Century old wool jacket donated to museum
A century-old wool blanket has been donated to the Osage County Historical Society Museum by former Pawhuskan, Elizabeth Dennis. While the manufacturer of the jacket is yet to be determined, Dennis explained the jacket belonged to her late father, John L. Miller, Sr. (known as J.L. Miller) who was a practicing attorney in Pawhuska during the early 1920s.
“I don’t know exactly where or from whom the Osage coat was acquired,” said Dennis. “I was about five years old when my father received the coat. As I recall, none of us ever wore it. I also do not remember why it came into my possession but it is part of Osage County’s history and needs to be back where it belonged. (Chuckling) It’s older than I am.”
Now on display at the Osage County Historical Society Museum, Osage Minerals Chairman and cultural expert Everett Waller evaluated the jacket on May 11th. He was assisted by OCHS Treasurer Patty Gambill and then OCHS President Kathryn Swan. The Museum is seeking to identify the manufacture. Waller believes it could be a very early Pendleton although it does not have the traditional Pendleton label. He does not believe it is a Hudson Bay. Anyone who recognizes this pattern is asked to contact the OCHS Museum officials.
Waller believes the jacket was constructed from the salvage end of the blanket. He also suspects it was framed at one time with weights added for balance. Because of the continuity of the pattern, he believes it is machine made. “A handmade blanket would have more flaws,” explained Waller. “If it were handmade, somewhere down the line, it would have a slight deviation in the pattern. This pattern is too perfect which indicates it was made on a machine.

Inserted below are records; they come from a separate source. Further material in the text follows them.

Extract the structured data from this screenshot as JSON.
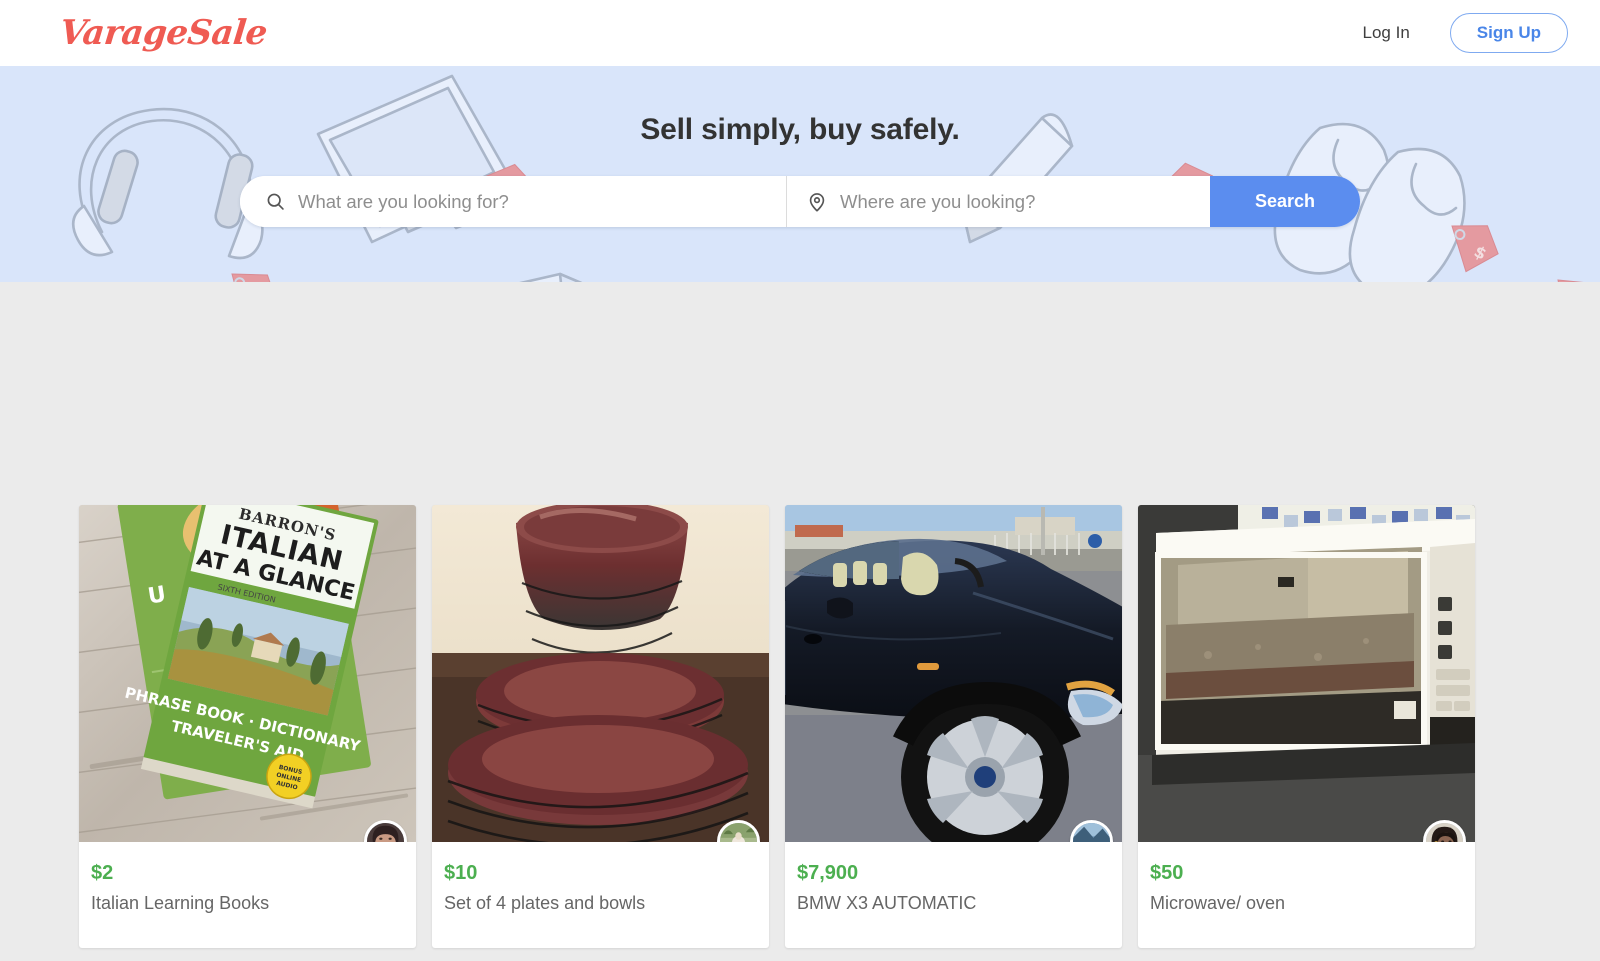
{
  "header": {
    "logo_text": "VarageSale",
    "login_label": "Log In",
    "signup_label": "Sign Up"
  },
  "hero": {
    "tagline": "Sell simply, buy safely.",
    "query_placeholder": "What are you looking for?",
    "query_value": "",
    "location_placeholder": "Where are you looking?",
    "location_value": "",
    "search_label": "Search",
    "background_color": "#d9e5fa",
    "search_button_color": "#5b8def"
  },
  "colors": {
    "brand_red": "#ef5b53",
    "accent_blue": "#4a86e8",
    "price_green": "#4caf50",
    "page_background": "#ebebeb"
  },
  "listings": [
    {
      "price": "$2",
      "title": "Italian Learning Books",
      "image_alt": "barrons-italian-at-a-glance-book-on-wood",
      "avatar_alt": "seller-avatar-photo"
    },
    {
      "price": "$10",
      "title": "Set of 4 plates and bowls",
      "image_alt": "stack-of-red-and-black-plates-and-bowls",
      "avatar_alt": "seller-avatar-photo"
    },
    {
      "price": "$7,900",
      "title": "BMW X3 AUTOMATIC",
      "image_alt": "dark-blue-bmw-x3-suv-in-parking-lot",
      "avatar_alt": "seller-avatar-photo"
    },
    {
      "price": "$50",
      "title": "Microwave/ oven",
      "image_alt": "white-microwave-oven-on-floor",
      "avatar_alt": "seller-avatar-photo"
    }
  ]
}
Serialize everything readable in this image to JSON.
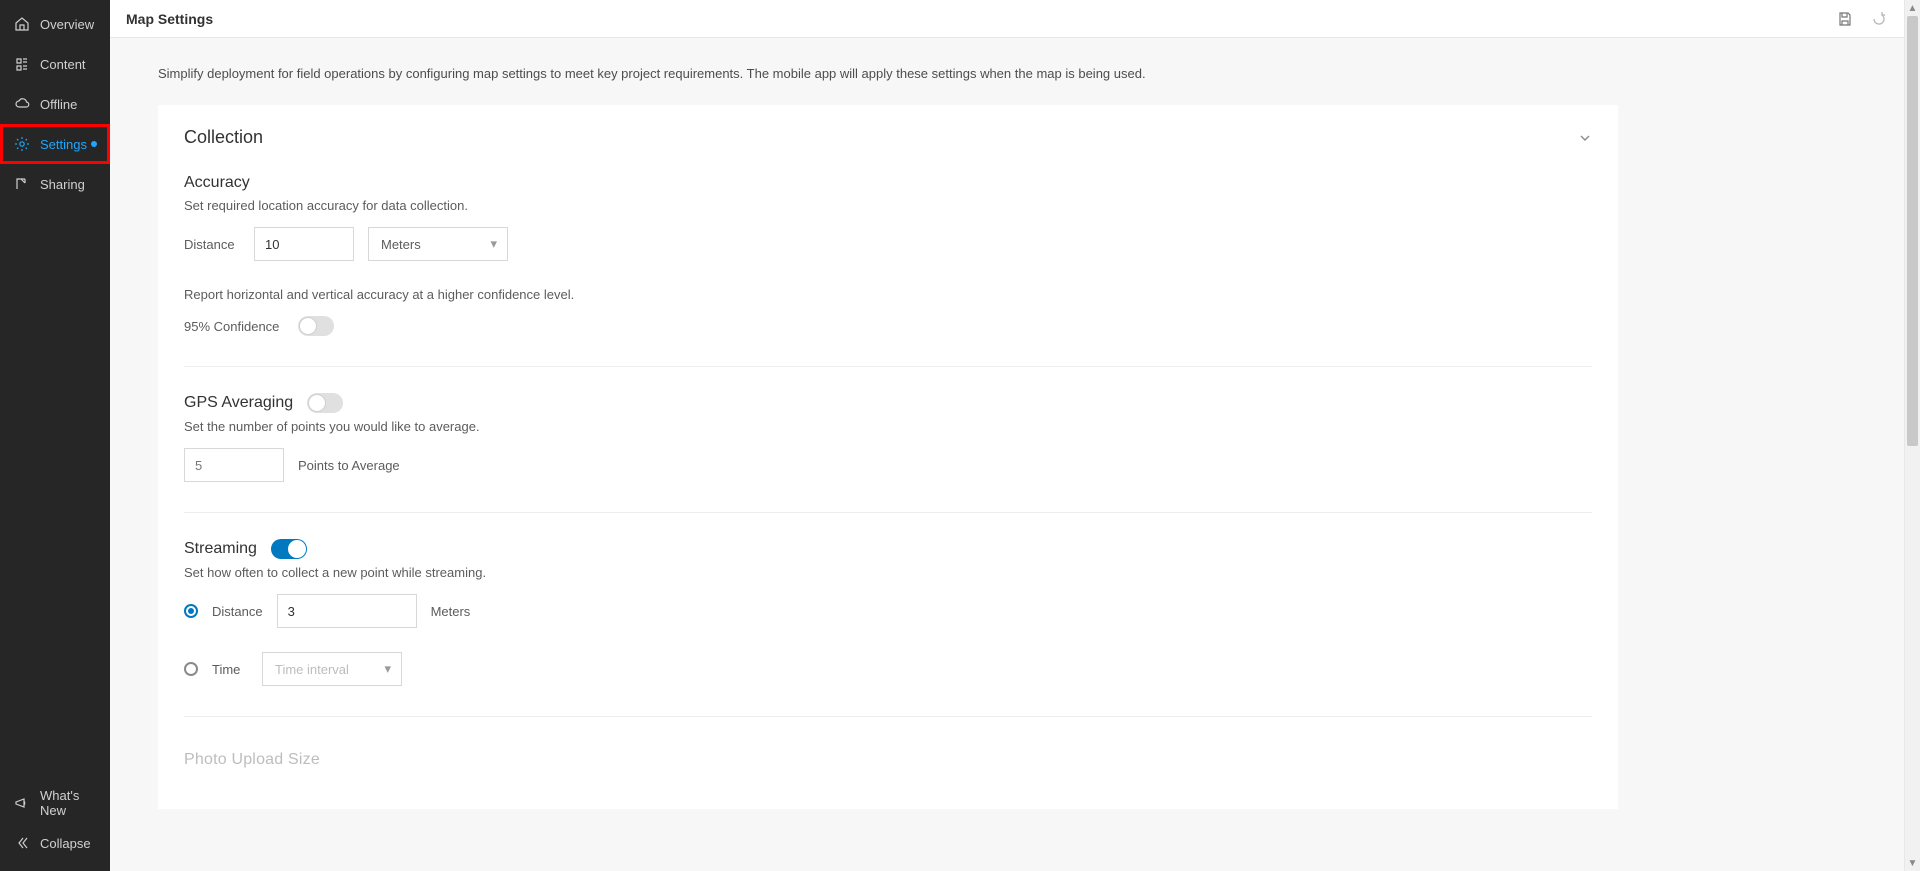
{
  "sidebar": {
    "items": [
      {
        "label": "Overview"
      },
      {
        "label": "Content"
      },
      {
        "label": "Offline"
      },
      {
        "label": "Settings",
        "active": true,
        "indicator": true,
        "highlight": true
      },
      {
        "label": "Sharing"
      }
    ],
    "footer": [
      {
        "label": "What's New"
      },
      {
        "label": "Collapse"
      }
    ]
  },
  "header": {
    "title": "Map Settings"
  },
  "intro": "Simplify deployment for field operations by configuring map settings to meet key project requirements. The mobile app will apply these settings when the map is being used.",
  "collection": {
    "title": "Collection",
    "accuracy": {
      "title": "Accuracy",
      "desc": "Set required location accuracy for data collection.",
      "distance_label": "Distance",
      "distance_value": "10",
      "unit_selected": "Meters",
      "confidence_desc": "Report horizontal and vertical accuracy at a higher confidence level.",
      "confidence_label": "95% Confidence",
      "confidence_on": false
    },
    "gps": {
      "title": "GPS Averaging",
      "on": false,
      "desc": "Set the number of points you would like to average.",
      "points_placeholder": "5",
      "points_label": "Points to Average"
    },
    "streaming": {
      "title": "Streaming",
      "on": true,
      "desc": "Set how often to collect a new point while streaming.",
      "mode_distance_label": "Distance",
      "mode_time_label": "Time",
      "distance_value": "3",
      "distance_unit": "Meters",
      "time_placeholder": "Time interval",
      "selected_mode": "distance"
    },
    "photo": {
      "title": "Photo Upload Size"
    }
  }
}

“The cord looks like it was machine made. The uniformity is good and they tucked it. I also believe this jacket was sized and measured to fit a certain person. Whoever made it went for the quality of contrast, inverting some of the pattern. Otherwise, it would have been too easy to match it up. Once we determine its origin, it could conceivably had been made from a trade blanket and would have been worn with a sash made from the same blanket. Also, because it does not have buttons, I’m thinking it could have been a woman’s jacket where she would have worn a wrapper with it.”
Elizabeth Dennis was born June 2, 1921, in Pawhuska. She was the 5th child in a family of nine children. Before she was born, her 6-year old brother John died in the 1918 flu epidemic. In 1926, her 10-year old brother Bill and his friend Frederick Williams were tragically killed in a bicycle/car crash in Pawhuska.
In 1922, the Miller family moved to Seattle, Washington where J.L. Miller practiced law for a period of time. About 18 months later the family returned to Pawhuska. Dennis never knew why the family moved to Washington and back. There is speculation that he feared for his family’s safety during the infamous reign of terror in Pawhuska, but he never told any of his children about this.
J.L. Miller moved his family to Tulsa after Bill’s death in 1926 and this is where Elizabeth began kindergarten. Four years later, following the stock market crash and start of the Great Depression, the family moved to St. Louis, Missouri, to her maternal grandparent’s summer home on the Meramec River. This was a sanctuary, with a much-needed garden space, where her father tried to reestablish his law practice. Dennis has fond memories of her childhood in Oklahoma and Missouri.
Reflecting on her historical connection to Osage County, Dennis recalls an autographed photo of Chief Bacon Rind which was one of her Dad’s possessions. “Dad used to do a lot of legal work for the Osage people,” noted Dennis. “Since Chief Bacon Rind did not speak English, he had an interpreter come with him to Dad’s law office. I remember that photo being in the family throughout all our moves.” It now hangs in her son Elliot’s law office.
After marrying, Dennis ended up in Alaska. In visiting with her, she confirmed that age is a number. She continues to enjoy writing and is currently working on publishing a book of her poetry. Her career has included co-owning a remote logging camp with her husband, bookkeeping for the logging camp business and cooking for the logging crew while homeschooling her children because there were no schools in the logging camp, running a newspaper, starting a school lunch program, freelance book keeping, running a fuel dock, working in the post office and managing a small grocery store. She even served 10 years as a local magistrate in her rural Alaskan community of Craig. She continues to be an active and contributing resident of Anchorage.
Dennis closed in saying, “When one reaches 94, you have to consider two things — joy and patience. When you get to my age, you have to be patient because you often have to rely on others to help you with transportation, etc. and must adapt to their schedule. Joy comes from such a blessed life and taking it one day at a time.” The world is much richer for women like Elizabeth Miller Dennis.